By Lisa Rapaport

(Reuters Health) – Childhood asthma rates appear to be dropping in many communities across southern California, and a new study suggests this may be due at least in part to improved air quality.

Air pollution has long been linked to a variety of respiratory problems and an increased risk of severe asthma attacks for people who already have the breathing disorder. But research to date hasn’t offered as clear a picture of how much reducing levels of toxic chemicals in the air might help stop asthma from developing at all.

For the current study, researchers followed 4,140 kids without asthma for eight years, starting in 1993 when children were in fourth grade and typically around 9 to 10 years old. The study spanned two decades and included three cohorts of children living in one of nine southern California communities with historically poor air quality.

Regional air pollution levels generally declined during the study period, with decreases in nitrogen dioxide, ozone gasses and fine particulate matter, researchers report in JAMA.

Asthma rates also dropped. While 2.7 new asthma cases were diagnosed annually per 100 kids in the first cohort (1993-2001), this dropped to 1.8 cases a year per 100 kids by the last cohort (2006- 2014).

“Exposure to air pollution is a known risk factor for the exacerbation of pre-existing asthma,” said lead study author Erika Garcia, an environmental health researcher at the Keck School of Medicine at the University of Southern California in Los Angeles.

“What distinguishes our study is that we are not looking at exacerbation of pre-existing asthma, but at the contribution of air pollution exposure to the development of new cases of asthma in children,” Garcia said by email. “We found that reductions in air pollution, specifically nitrogen dioxide, were related to reduction in rates of new-onset asthma in children.”

The pollutants in the study have long been associated with traffic fumes and smog blanketing Los Angeles and many surrounding communities in southern California.

Researchers examined concentrations of ozone, an unstable form of oxygen produced when various types of traffic and industrial pollution react with sunlight; nitrogen dioxide, a byproduct of fossil fuel combustion that can contribute to smog; so-called PM 2.5, a mixture of solid particles and liquid droplets smaller than 2.5 micrometers in diameter that can include dust, dirt, soot and smoke; and PM 10, a blend of particles and droplets up to 10 micrometers in diameter.

Reductions in levels of the pollutants varied across communities over two decades.
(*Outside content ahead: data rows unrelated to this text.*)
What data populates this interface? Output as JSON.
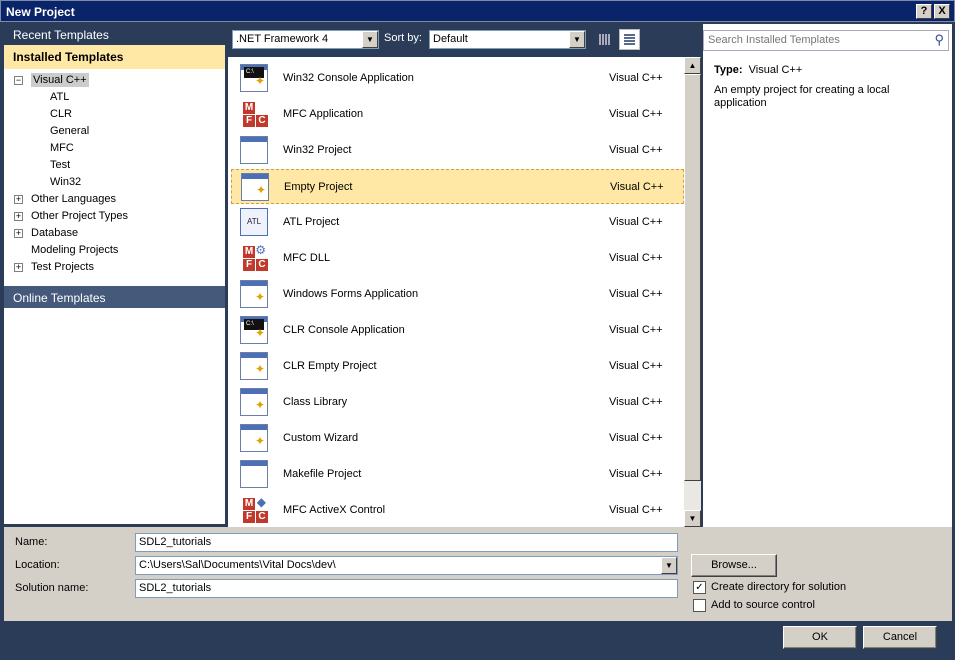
{
  "window": {
    "title": "New Project",
    "help_label": "?",
    "close_label": "X"
  },
  "left": {
    "recent_label": "Recent Templates",
    "installed_label": "Installed Templates",
    "online_label": "Online Templates",
    "tree": [
      {
        "label": "Visual C++",
        "exp": "−",
        "level": 0,
        "selected": true
      },
      {
        "label": "ATL",
        "level": 1
      },
      {
        "label": "CLR",
        "level": 1
      },
      {
        "label": "General",
        "level": 1
      },
      {
        "label": "MFC",
        "level": 1
      },
      {
        "label": "Test",
        "level": 1
      },
      {
        "label": "Win32",
        "level": 1
      },
      {
        "label": "Other Languages",
        "exp": "+",
        "level": 0
      },
      {
        "label": "Other Project Types",
        "exp": "+",
        "level": 0
      },
      {
        "label": "Database",
        "exp": "+",
        "level": 0
      },
      {
        "label": "Modeling Projects",
        "level": 0
      },
      {
        "label": "Test Projects",
        "exp": "+",
        "level": 0
      }
    ]
  },
  "toolbar": {
    "framework_value": ".NET Framework 4",
    "sort_label": "Sort by:",
    "sort_value": "Default"
  },
  "templates": [
    {
      "name": "Win32 Console Application",
      "lang": "Visual C++",
      "icon": "console-app-icon"
    },
    {
      "name": "MFC Application",
      "lang": "Visual C++",
      "icon": "mfc-app-icon"
    },
    {
      "name": "Win32 Project",
      "lang": "Visual C++",
      "icon": "win32-project-icon"
    },
    {
      "name": "Empty Project",
      "lang": "Visual C++",
      "icon": "empty-project-icon",
      "selected": true
    },
    {
      "name": "ATL Project",
      "lang": "Visual C++",
      "icon": "atl-project-icon"
    },
    {
      "name": "MFC DLL",
      "lang": "Visual C++",
      "icon": "mfc-dll-icon"
    },
    {
      "name": "Windows Forms Application",
      "lang": "Visual C++",
      "icon": "windows-forms-icon"
    },
    {
      "name": "CLR Console Application",
      "lang": "Visual C++",
      "icon": "clr-console-icon"
    },
    {
      "name": "CLR Empty Project",
      "lang": "Visual C++",
      "icon": "clr-empty-icon"
    },
    {
      "name": "Class Library",
      "lang": "Visual C++",
      "icon": "class-library-icon"
    },
    {
      "name": "Custom Wizard",
      "lang": "Visual C++",
      "icon": "custom-wizard-icon"
    },
    {
      "name": "Makefile Project",
      "lang": "Visual C++",
      "icon": "makefile-project-icon"
    },
    {
      "name": "MFC ActiveX Control",
      "lang": "Visual C++",
      "icon": "mfc-activex-icon"
    }
  ],
  "right": {
    "search_placeholder": "Search Installed Templates",
    "type_label": "Type:",
    "type_value": "Visual C++",
    "description": "An empty project for creating a local application"
  },
  "form": {
    "name_label": "Name:",
    "name_value": "SDL2_tutorials",
    "location_label": "Location:",
    "location_value": "C:\\Users\\Sal\\Documents\\Vital Docs\\dev\\",
    "solution_label": "Solution name:",
    "solution_value": "SDL2_tutorials",
    "browse_label": "Browse...",
    "create_dir_label": "Create directory for solution",
    "create_dir_checked": true,
    "source_control_label": "Add to source control",
    "source_control_checked": false,
    "ok_label": "OK",
    "cancel_label": "Cancel"
  },
  "colors": {
    "selection": "#ffe8a6",
    "frame": "#2b3c59",
    "titlebar": "#0a246a"
  }
}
But at least half experienced reductions of 4.3 parts per billion (ppb) in annual average concentrations of nitrogen dioxide, as well as reductions of 8.9 ppb ozone, 8.1 micrograms of PM2.5 per cubic meter of air (ug/m3), and 4 ug/m3 of PM10.

Neighborhoods where pollution levels were highest in 1993 experienced the greatest reductions, the study team notes.

They study wasn’t designed to prove whether or how declines in air pollution exposure might directly reduce childhood asthma rates, and it also didn’t look at changes in the frequency or severity of symptoms for kids who did develop asthma.

“I don’t think we have enough data to say that early life exposure increases the risk of severe asthma per se,” said Dr. Steve Georas, an environmental medicine researcher at the University of Rochester Medical Center in New York.

“But it is clear that acute exposure to poor air quality increases the risk of asthma exacerbations, which is a marker of asthma severity,” Georas, who wasn’t involved in the study, said by email. “It seems logical to speculate that improving the air quality that children with asthma breathe would improve their disease control and possibly lead to a sustained remission of the disease, but we can’t conclude that from this present study.”

SOURCE: and JAMA, online May 21, 2019.